_What this task involves:_ Each line containing the string "with" should be copied out of the entries.

(Data excerpts)
□ □ □ □
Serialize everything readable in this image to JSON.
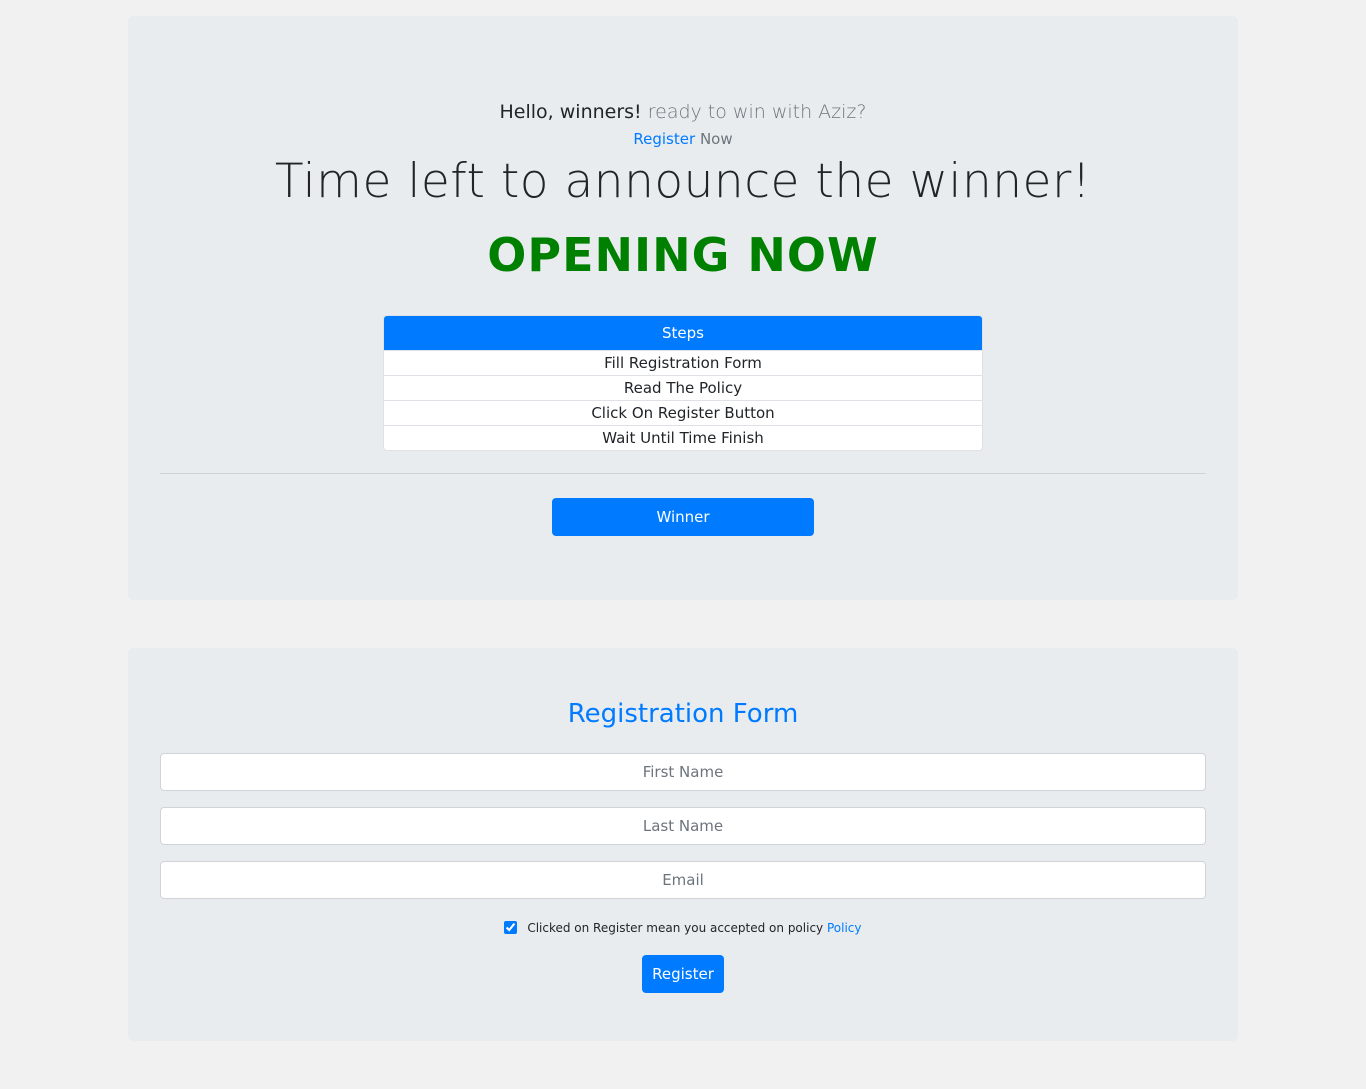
{
  "hero": {
    "greeting_strong": "Hello, winners!",
    "greeting_muted": "ready to win with Aziz?",
    "register_link": "Register",
    "register_suffix": "Now",
    "title": "Time left to announce the winner!",
    "status": "OPENING NOW",
    "steps": {
      "header": "Steps",
      "items": [
        "Fill Registration Form",
        "Read The Policy",
        "Click On Register Button",
        "Wait Until Time Finish"
      ]
    },
    "winner_button": "Winner"
  },
  "registration": {
    "title": "Registration Form",
    "first_name_placeholder": "First Name",
    "last_name_placeholder": "Last Name",
    "email_placeholder": "Email",
    "policy_text": "Clicked on Register mean you accepted on policy",
    "policy_link": "Policy",
    "policy_checked": true,
    "register_button": "Register"
  },
  "colors": {
    "primary": "#007bff",
    "status": "#008000",
    "panel": "#e9ecef",
    "background": "#f1f1f1"
  }
}
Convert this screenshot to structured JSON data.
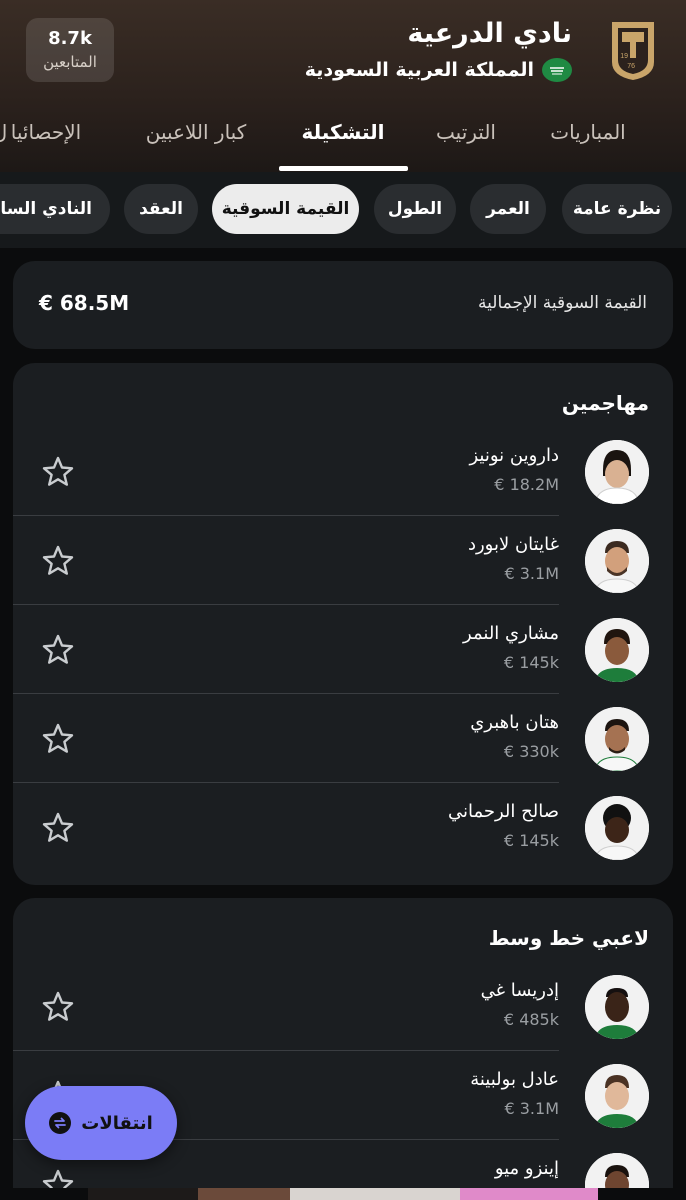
{
  "header": {
    "club_name": "نادي الدرعية",
    "country": "المملكة العربية السعودية",
    "followers_count": "8.7k",
    "followers_label": "المتابعين",
    "logo_year_top": "19",
    "logo_year_bottom": "76"
  },
  "tabs": [
    {
      "label": "ل"
    },
    {
      "label": "المباريات"
    },
    {
      "label": "الترتيب"
    },
    {
      "label": "التشكيلة",
      "active": true
    },
    {
      "label": "كبار اللاعبين"
    },
    {
      "label": "الإحصائيا"
    }
  ],
  "chips": [
    {
      "label": "نظرة عامة"
    },
    {
      "label": "العمر"
    },
    {
      "label": "الطول"
    },
    {
      "label": "القيمة السوقية",
      "active": true
    },
    {
      "label": "العقد"
    },
    {
      "label": "النادي السابق"
    }
  ],
  "total": {
    "label": "القيمة السوقية الإجمالية",
    "value": "€ 68.5M"
  },
  "sections": [
    {
      "title": "مهاجمين",
      "players": [
        {
          "name": "داروين نونيز",
          "value": "€ 18.2M"
        },
        {
          "name": "غايتان لابورد",
          "value": "€ 3.1M"
        },
        {
          "name": "مشاري النمر",
          "value": "€ 145k"
        },
        {
          "name": "هتان باهبري",
          "value": "€ 330k"
        },
        {
          "name": "صالح الرحماني",
          "value": "€ 145k"
        }
      ]
    },
    {
      "title": "لاعبي خط وسط",
      "players": [
        {
          "name": "إدريسا غي",
          "value": "€ 485k"
        },
        {
          "name": "عادل بولبينة",
          "value": "€ 3.1M"
        },
        {
          "name": "إينزو ميو",
          "value": ""
        }
      ]
    }
  ],
  "fab": {
    "label": "انتقالات",
    "icon": "transfer-arrows-icon"
  },
  "colors": {
    "accent_fab": "#7b7cf6",
    "card_bg": "#1b1e21",
    "chip_bg": "#2a2d30",
    "chip_active_bg": "#ececec",
    "header_bg": "#2c221d",
    "logo_gold": "#c9a56a",
    "flag_green": "#1f8a43"
  }
}
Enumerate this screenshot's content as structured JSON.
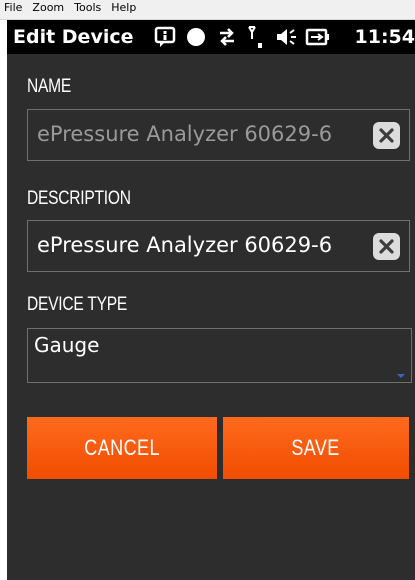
{
  "menu": {
    "items": [
      "File",
      "Zoom",
      "Tools",
      "Help"
    ]
  },
  "status_bar": {
    "title": "Edit Device",
    "time": "11:54",
    "icons": [
      "notification-icon",
      "record-dot-icon",
      "data-transfer-icon",
      "signal-strength-icon",
      "volume-icon",
      "battery-charging-icon"
    ]
  },
  "form": {
    "name": {
      "label": "NAME",
      "value": "ePressure Analyzer 60629-6"
    },
    "description": {
      "label": "DESCRIPTION",
      "value": "ePressure Analyzer 60629-6"
    },
    "device_type": {
      "label": "DEVICE TYPE",
      "value": "Gauge"
    }
  },
  "buttons": {
    "cancel": "CANCEL",
    "save": "SAVE"
  },
  "colors": {
    "background": "#2d2d2d",
    "accent": "#f95c0f",
    "field_border": "#6f6f6f",
    "disabled_text": "#9a9a9a"
  }
}
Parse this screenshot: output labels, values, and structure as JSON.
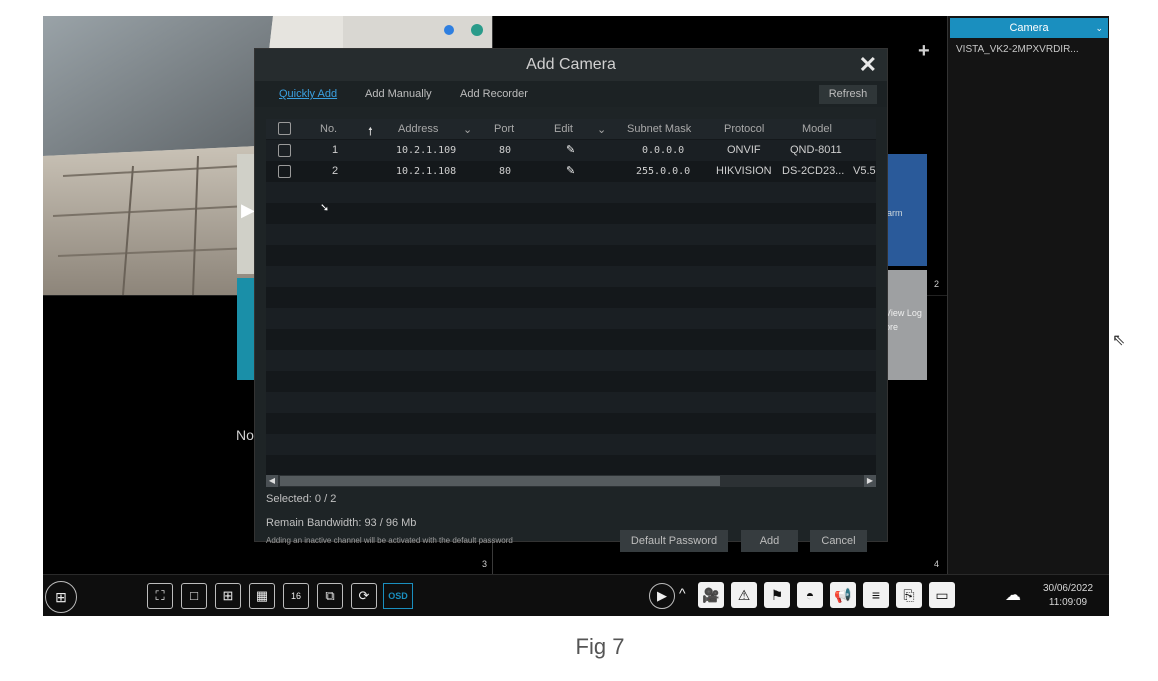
{
  "right_panel": {
    "camera_dropdown": "Camera",
    "camera_item": "VISTA_VK2-2MPXVRDIR..."
  },
  "dialog": {
    "title": "Add Camera",
    "close_icon": "close-icon",
    "tabs": [
      "Quickly Add",
      "Add Manually",
      "Add Recorder"
    ],
    "refresh": "Refresh",
    "columns": [
      "No.",
      "Address",
      "Port",
      "Edit",
      "Subnet Mask",
      "Protocol",
      "Model"
    ],
    "rows": [
      {
        "no": "1",
        "address": "10.2.1.109",
        "port": "80",
        "mask": "0.0.0.0",
        "protocol": "ONVIF",
        "model": "QND-8011",
        "version": ""
      },
      {
        "no": "2",
        "address": "10.2.1.108",
        "port": "80",
        "mask": "255.0.0.0",
        "protocol": "HIKVISION",
        "model": "DS-2CD23...",
        "version": "V5.5"
      }
    ],
    "selected": "Selected: 0 / 2",
    "bandwidth": "Remain Bandwidth: 93 / 96 Mb",
    "note": "Adding an inactive channel will be activated with the default password",
    "default_password": "Default Password",
    "add": "Add",
    "cancel": "Cancel"
  },
  "background": {
    "ghost_alarm": "larm",
    "ghost_view_log": "View Log",
    "ghost_more": "ore",
    "ghost_no": "No",
    "channel_numbers": [
      "2",
      "3",
      "4"
    ]
  },
  "taskbar": {
    "osd": "OSD",
    "date": "30/06/2022",
    "time": "11:09:09"
  },
  "caption": "Fig 7"
}
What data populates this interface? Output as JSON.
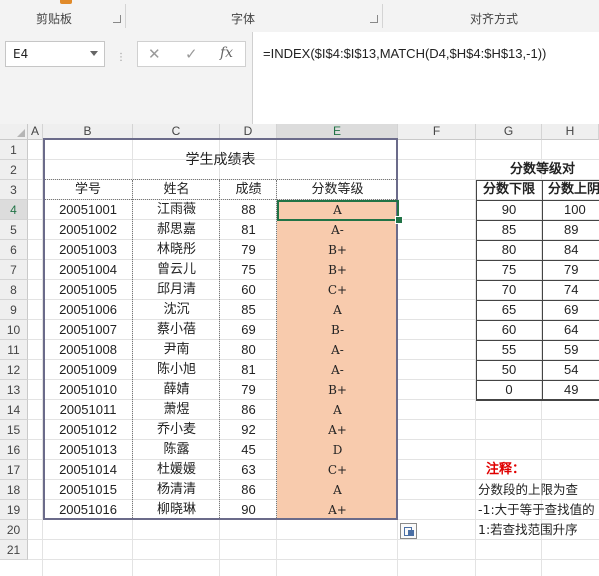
{
  "ribbon": {
    "groups": [
      "剪贴板",
      "字体",
      "对齐方式"
    ]
  },
  "formula_bar": {
    "name_box": "E4",
    "cancel_icon": "✕",
    "enter_icon": "✓",
    "fx_label": "fx",
    "formula": "=INDEX($I$4:$I$13,MATCH(D4,$H$4:$H$13,-1))"
  },
  "columns": [
    "A",
    "B",
    "C",
    "D",
    "E",
    "F",
    "G",
    "H"
  ],
  "rows": [
    "1",
    "2",
    "3",
    "4",
    "5",
    "6",
    "7",
    "8",
    "9",
    "10",
    "11",
    "12",
    "13",
    "14",
    "15",
    "16",
    "17",
    "18",
    "19",
    "20",
    "21"
  ],
  "table": {
    "title": "学生成绩表",
    "headers": [
      "学号",
      "姓名",
      "成绩",
      "分数等级"
    ],
    "records": [
      [
        "20051001",
        "江雨薇",
        "88",
        "A"
      ],
      [
        "20051002",
        "郝思嘉",
        "81",
        "A-"
      ],
      [
        "20051003",
        "林晓彤",
        "79",
        "B+"
      ],
      [
        "20051004",
        "曾云儿",
        "75",
        "B+"
      ],
      [
        "20051005",
        "邱月清",
        "60",
        "C+"
      ],
      [
        "20051006",
        "沈沉",
        "85",
        "A"
      ],
      [
        "20051007",
        "蔡小蓓",
        "69",
        "B-"
      ],
      [
        "20051008",
        "尹南",
        "80",
        "A-"
      ],
      [
        "20051009",
        "陈小旭",
        "81",
        "A-"
      ],
      [
        "20051010",
        "薛婧",
        "79",
        "B+"
      ],
      [
        "20051011",
        "萧煜",
        "86",
        "A"
      ],
      [
        "20051012",
        "乔小麦",
        "92",
        "A+"
      ],
      [
        "20051013",
        "陈露",
        "45",
        "D"
      ],
      [
        "20051014",
        "杜媛媛",
        "63",
        "C+"
      ],
      [
        "20051015",
        "杨清清",
        "86",
        "A"
      ],
      [
        "20051016",
        "柳晓琳",
        "90",
        "A+"
      ]
    ]
  },
  "lookup": {
    "title": "分数等级对",
    "headers": [
      "分数下限",
      "分数上阴"
    ],
    "rows": [
      [
        "90",
        "100"
      ],
      [
        "85",
        "89"
      ],
      [
        "80",
        "84"
      ],
      [
        "75",
        "79"
      ],
      [
        "70",
        "74"
      ],
      [
        "65",
        "69"
      ],
      [
        "60",
        "64"
      ],
      [
        "55",
        "59"
      ],
      [
        "50",
        "54"
      ],
      [
        "0",
        "49"
      ]
    ]
  },
  "notes": {
    "title": "注释：",
    "lines": [
      "分数段的上限为查",
      "-1:大于等于查找值的",
      "1:若查找范围升序"
    ]
  },
  "colors": {
    "grade_fill": "#f8cbad",
    "selection": "#217346",
    "note_title": "#e00000"
  }
}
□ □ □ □
_Solved problem:_
    "greeting_muted": "ready to win with Aziz?",
    "note": "Adding an inactive channel will be activated with the default password",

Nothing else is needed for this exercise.